Records from a data source
····················
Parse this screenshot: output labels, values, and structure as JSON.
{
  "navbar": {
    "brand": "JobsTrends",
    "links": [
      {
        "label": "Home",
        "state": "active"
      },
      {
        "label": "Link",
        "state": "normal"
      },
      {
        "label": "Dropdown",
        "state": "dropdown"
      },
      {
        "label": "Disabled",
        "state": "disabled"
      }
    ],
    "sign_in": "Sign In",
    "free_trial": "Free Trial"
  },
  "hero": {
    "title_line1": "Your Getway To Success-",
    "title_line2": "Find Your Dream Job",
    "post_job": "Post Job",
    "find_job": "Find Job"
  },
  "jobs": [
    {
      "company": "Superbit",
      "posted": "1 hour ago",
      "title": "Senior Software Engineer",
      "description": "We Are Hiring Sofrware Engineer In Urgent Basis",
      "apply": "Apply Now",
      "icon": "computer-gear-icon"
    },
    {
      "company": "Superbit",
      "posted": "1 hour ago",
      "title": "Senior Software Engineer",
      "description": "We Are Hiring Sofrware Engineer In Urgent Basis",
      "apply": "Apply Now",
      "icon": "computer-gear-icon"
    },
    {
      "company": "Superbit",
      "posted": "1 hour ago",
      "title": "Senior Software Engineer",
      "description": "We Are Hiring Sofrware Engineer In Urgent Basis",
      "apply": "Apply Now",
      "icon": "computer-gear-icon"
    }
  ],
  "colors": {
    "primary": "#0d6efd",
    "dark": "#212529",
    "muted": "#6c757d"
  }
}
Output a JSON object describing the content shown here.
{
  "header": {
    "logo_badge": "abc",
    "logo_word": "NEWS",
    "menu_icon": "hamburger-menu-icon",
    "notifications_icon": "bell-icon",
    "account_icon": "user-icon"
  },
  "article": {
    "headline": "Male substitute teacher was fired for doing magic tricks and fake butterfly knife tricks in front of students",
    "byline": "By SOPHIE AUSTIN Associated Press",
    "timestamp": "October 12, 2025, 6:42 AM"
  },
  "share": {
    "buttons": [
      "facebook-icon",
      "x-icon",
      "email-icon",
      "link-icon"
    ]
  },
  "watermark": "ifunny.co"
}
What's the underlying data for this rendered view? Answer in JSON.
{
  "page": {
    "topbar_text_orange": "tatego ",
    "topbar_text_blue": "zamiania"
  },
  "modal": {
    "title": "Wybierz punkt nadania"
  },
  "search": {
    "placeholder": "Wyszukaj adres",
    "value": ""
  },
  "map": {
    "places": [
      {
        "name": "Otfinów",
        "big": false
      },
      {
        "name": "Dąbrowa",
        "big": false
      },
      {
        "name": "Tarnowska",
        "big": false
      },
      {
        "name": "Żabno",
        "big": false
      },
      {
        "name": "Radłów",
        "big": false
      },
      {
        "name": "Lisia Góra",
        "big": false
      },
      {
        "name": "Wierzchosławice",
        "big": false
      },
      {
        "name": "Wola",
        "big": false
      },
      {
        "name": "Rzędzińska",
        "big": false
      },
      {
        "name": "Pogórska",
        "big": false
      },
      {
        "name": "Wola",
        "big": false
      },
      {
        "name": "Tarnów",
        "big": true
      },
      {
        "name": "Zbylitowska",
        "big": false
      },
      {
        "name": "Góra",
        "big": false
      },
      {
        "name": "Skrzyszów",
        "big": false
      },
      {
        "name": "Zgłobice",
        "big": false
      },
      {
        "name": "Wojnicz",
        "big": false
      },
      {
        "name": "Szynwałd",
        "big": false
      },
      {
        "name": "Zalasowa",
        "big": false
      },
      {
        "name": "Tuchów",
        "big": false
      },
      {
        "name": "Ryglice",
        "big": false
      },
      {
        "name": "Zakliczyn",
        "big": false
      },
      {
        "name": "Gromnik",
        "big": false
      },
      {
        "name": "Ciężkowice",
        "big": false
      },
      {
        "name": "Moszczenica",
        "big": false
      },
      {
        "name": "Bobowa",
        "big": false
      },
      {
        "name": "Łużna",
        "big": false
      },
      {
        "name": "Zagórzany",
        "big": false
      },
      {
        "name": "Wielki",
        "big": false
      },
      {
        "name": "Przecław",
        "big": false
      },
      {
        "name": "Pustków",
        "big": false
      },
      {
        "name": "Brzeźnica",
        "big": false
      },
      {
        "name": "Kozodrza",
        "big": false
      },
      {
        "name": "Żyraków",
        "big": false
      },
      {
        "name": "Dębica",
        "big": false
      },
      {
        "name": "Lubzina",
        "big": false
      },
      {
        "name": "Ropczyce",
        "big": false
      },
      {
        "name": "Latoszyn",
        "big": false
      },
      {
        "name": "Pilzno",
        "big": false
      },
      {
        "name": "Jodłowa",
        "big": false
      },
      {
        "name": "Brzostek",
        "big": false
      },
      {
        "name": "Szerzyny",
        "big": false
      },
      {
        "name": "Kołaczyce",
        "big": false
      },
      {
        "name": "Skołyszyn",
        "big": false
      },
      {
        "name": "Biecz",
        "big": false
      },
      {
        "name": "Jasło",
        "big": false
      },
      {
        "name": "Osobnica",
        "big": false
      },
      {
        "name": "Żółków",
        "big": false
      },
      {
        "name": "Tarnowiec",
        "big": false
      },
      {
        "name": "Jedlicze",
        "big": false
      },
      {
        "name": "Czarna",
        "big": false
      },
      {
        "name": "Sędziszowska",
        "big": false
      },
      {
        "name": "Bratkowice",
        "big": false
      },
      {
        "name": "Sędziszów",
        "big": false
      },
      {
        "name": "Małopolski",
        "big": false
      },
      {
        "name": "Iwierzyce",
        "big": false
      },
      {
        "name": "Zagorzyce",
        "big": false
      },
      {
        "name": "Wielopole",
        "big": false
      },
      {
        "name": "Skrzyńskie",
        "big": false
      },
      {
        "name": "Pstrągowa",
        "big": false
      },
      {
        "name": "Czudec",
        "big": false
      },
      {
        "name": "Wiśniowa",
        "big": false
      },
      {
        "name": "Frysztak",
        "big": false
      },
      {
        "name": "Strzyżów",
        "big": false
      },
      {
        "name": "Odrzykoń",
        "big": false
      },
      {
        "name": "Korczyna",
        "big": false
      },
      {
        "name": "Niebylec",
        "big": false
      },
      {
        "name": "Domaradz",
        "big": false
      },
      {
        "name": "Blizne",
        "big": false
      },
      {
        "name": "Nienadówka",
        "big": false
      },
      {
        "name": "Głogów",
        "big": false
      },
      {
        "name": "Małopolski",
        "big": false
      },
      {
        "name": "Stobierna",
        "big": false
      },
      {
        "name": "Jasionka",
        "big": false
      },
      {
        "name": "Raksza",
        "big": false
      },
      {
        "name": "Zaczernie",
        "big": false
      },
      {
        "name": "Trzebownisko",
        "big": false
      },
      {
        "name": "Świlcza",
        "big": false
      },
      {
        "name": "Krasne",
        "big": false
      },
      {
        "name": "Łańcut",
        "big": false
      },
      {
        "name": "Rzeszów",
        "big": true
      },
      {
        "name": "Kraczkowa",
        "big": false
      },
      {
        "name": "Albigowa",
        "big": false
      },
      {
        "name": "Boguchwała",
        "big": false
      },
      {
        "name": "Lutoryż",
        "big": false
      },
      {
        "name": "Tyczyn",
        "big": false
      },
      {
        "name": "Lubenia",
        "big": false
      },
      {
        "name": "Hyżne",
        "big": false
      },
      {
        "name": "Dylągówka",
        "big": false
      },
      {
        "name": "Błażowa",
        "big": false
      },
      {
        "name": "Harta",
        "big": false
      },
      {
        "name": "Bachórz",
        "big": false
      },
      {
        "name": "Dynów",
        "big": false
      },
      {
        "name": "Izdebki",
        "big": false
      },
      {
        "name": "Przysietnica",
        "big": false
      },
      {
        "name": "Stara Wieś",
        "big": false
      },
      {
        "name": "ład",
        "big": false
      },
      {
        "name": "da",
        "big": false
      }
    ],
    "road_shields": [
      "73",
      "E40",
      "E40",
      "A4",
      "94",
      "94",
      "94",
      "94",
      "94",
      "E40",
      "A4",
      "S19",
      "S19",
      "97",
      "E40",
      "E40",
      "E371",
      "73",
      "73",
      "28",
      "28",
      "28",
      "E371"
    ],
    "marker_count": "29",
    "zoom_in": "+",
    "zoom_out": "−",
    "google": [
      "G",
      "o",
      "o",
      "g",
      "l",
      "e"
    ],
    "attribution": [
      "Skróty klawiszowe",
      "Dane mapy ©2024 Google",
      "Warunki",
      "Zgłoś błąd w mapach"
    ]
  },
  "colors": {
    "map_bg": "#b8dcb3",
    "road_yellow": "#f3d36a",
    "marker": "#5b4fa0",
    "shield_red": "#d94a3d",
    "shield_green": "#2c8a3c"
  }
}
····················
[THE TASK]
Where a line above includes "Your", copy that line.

[ANSWER SECTION]
    "title_line1": "Your Getway To Success-",
    "title_line2": "Find Your Dream Job",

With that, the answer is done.